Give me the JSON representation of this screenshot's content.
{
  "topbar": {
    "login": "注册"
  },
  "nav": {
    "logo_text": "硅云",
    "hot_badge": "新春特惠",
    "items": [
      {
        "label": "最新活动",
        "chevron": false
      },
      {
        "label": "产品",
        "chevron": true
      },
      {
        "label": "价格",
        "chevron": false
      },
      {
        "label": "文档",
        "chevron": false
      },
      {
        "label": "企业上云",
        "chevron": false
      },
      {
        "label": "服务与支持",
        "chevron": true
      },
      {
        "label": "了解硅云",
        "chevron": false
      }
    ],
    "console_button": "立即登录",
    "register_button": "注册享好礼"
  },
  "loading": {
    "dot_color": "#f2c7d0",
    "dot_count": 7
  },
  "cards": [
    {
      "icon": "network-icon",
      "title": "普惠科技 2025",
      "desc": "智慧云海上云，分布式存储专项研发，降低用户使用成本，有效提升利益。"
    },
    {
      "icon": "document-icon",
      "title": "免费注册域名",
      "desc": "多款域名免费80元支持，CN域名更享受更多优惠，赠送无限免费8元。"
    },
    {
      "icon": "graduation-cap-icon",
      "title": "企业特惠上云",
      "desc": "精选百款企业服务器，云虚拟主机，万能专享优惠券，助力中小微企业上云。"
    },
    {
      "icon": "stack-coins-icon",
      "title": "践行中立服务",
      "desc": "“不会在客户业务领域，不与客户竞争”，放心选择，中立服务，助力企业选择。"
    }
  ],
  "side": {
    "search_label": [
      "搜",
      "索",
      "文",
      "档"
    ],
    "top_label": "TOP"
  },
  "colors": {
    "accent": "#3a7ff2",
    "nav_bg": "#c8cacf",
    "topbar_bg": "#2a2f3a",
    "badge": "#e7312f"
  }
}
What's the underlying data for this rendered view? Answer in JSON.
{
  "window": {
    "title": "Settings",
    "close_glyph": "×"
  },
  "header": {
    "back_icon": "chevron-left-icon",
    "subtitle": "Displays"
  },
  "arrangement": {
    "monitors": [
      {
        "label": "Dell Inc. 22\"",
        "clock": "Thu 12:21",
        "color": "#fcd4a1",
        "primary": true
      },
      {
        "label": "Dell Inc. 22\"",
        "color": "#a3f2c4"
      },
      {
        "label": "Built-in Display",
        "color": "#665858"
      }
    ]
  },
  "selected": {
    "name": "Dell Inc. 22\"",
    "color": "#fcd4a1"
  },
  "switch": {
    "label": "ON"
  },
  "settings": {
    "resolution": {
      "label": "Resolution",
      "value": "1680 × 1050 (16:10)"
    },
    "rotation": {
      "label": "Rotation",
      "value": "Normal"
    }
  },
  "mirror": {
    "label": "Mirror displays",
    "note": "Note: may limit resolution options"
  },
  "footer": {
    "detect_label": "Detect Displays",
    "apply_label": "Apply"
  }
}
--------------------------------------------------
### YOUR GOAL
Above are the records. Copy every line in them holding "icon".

### EXERCISE ANSWER
      "icon": "network-icon",
      "icon": "document-icon",
      "icon": "graduation-cap-icon",
      "icon": "stack-coins-icon",
    "back_icon": "chevron-left-icon",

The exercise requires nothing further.